[What to work on] Please return all lines of the data below containing the string "JSON".
### The data ###
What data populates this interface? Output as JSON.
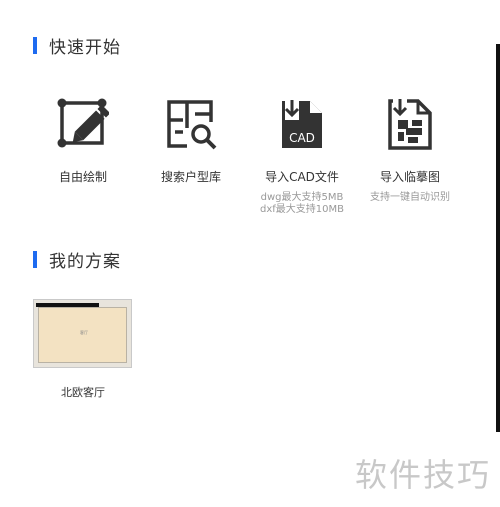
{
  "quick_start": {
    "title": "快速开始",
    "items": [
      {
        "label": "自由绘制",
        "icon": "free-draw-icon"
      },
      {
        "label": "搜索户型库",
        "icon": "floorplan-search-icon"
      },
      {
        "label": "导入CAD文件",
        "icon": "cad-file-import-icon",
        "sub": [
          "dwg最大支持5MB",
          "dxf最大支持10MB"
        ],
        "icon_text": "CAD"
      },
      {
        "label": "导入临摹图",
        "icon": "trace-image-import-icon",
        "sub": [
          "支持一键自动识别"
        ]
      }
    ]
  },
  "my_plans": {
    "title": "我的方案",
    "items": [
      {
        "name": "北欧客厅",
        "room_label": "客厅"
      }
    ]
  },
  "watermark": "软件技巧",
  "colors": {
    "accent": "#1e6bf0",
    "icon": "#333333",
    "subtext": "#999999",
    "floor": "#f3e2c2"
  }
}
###
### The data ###
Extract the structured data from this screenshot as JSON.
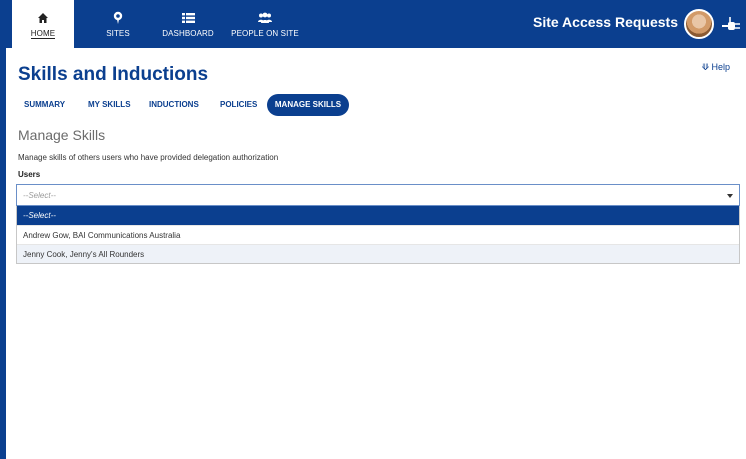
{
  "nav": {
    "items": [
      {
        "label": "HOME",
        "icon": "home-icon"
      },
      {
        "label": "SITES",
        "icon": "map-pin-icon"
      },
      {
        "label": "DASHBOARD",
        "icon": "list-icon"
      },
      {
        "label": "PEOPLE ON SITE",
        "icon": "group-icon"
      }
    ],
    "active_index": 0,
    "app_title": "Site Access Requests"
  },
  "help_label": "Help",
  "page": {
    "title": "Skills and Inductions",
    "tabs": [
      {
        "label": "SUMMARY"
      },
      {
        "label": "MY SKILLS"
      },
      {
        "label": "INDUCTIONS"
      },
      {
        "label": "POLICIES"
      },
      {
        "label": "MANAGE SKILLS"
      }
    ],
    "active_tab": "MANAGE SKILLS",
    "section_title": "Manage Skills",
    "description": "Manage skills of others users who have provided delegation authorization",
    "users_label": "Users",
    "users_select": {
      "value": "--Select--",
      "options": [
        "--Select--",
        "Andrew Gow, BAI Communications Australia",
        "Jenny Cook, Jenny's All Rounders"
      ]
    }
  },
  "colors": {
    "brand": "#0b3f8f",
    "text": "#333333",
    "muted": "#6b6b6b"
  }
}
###
[Response box]
What data populates this interface? Output as JSON.
Extract the structured data from this screenshot as JSON.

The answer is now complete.